July 19, 2015
Policy and funding must now follow evidence that shows that all people with HIV should receive antiretroviral treatment regardless of stage of disease
Vancouver, BC – At the opening of the International AIDS Society annual conference in Vancouver, Canada on Sunday July 19, scientists, researchers and activists issued a joint-call for an immediate increase in funding and marshaling of political commitment needed for world leaders to act decisively on new scientific evidence that all people with HIV should be treated with antiretroviral therapy, regardless of stage of disease, in order to maximize the clinical and prevention benefit of HIV treatment.
This call to action—referred to as the Vancouver Consensus by its supporters—has already been endorsed by the leadership of the U.S. President’s Emergency Plan for AIDS Relief, UNAIDS, the Global Fund to Fight AIDS, Tuberculosis and Malaria, the International AIDS Society and the International Association of Providers of AIDS Care.
“The question no longer is whether life saving HIV treatment should be offered to all people with HIV but how to ensure treatment for all becomes a reality—through increased funding, higher quality programs, and laws and policies that defend the human rights of people with HIV and communities at greatest risk of infection,” said Asia Russell, Executive Director of Health GAP. “AIDS cannot be defeated if world leaders refuse to act on the science. Many countries facing massive burden of untreated HIV are still implementing outdated paradigms, waiting until people are sick before offering them treatment—because governments are breaking their funding promises.”
“Achieving the global target set in 2011 of reaching 15 million people with treatment by 2015—a target many dismissed as unrealistic--shows that ambitious treatment scale up goals are achievable,” said Matthew Kavanagh, Senior Policy Analyst at Health GAP. “The challenges are real—19 million people do not know their HIV status. Many treatment programs do not invest in community based follow up for HIV positive patients that is needed to ensure people are retained and supported in care. These challenges can be overcome—but only if our leaders act.”
Investment by some major donors, including the US government, in the AIDS response has flat-lined or been cut in recent years. This is leading to rationing of treatment in heavily impacted countries, and resulting in significantly reduced donor investments in middle-income countries with concentrated epidemics.
The impact of the lack of sufficient donor support and political priority is that countries are not able to act on the compelling new evidence about how best to address the epidemic.
“The Government of Malawi has already made a commitment to providing immediate access to treatment for all people living with HIV. However, we are told that this can not be implemented until 2017 and that it will not be possible without significant help from bi-lateral and multilateral donors,” said Safari Mbewe, Executive Director of the Malawi Network of People Living with HIV/AIDS (MANET+).

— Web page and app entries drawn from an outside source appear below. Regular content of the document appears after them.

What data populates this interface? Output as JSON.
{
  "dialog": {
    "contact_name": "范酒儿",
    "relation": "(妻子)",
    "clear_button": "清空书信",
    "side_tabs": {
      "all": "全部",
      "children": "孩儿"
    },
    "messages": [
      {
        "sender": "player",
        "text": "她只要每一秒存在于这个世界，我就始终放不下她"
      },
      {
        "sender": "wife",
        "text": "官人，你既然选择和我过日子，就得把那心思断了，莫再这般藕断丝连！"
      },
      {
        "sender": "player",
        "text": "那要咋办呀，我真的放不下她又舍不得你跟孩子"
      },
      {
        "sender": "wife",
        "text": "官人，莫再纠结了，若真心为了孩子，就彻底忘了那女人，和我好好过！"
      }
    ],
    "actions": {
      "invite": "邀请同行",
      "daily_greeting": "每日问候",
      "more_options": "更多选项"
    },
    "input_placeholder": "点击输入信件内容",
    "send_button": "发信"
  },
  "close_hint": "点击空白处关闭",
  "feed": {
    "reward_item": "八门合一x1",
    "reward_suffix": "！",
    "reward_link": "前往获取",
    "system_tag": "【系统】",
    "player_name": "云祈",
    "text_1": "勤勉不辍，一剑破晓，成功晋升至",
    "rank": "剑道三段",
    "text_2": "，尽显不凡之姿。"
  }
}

“The global call to end AIDS is a false promise without sufficient funding and political will,” said Maureen Milanga, Health GAP’s Kenya National Organizer.
Health GAP is calling on world leaders, donors and Ministry of Finance representatives from key affected countries, to convene an urgent meeting to review the latest science on the sidelines of the United Nations Summit to adopt the post-2015 development agenda, taking place in New York City in September this year.
Early signatories of the Vancouver Consensus include United States Global AIDS Coordinator Ambassador Deborah Birx, UNAIDS Executive Director Michel Sidibé, UN Secretary General’s Special Envoy on HIV/AIDS in Eastern Europe and Central Asia Michel Kazatchkine, and President of the International AIDS Society Chris Beyrer, Editor-in-chief of The Lancet, and renowned economist Jeffrey Sachs among others.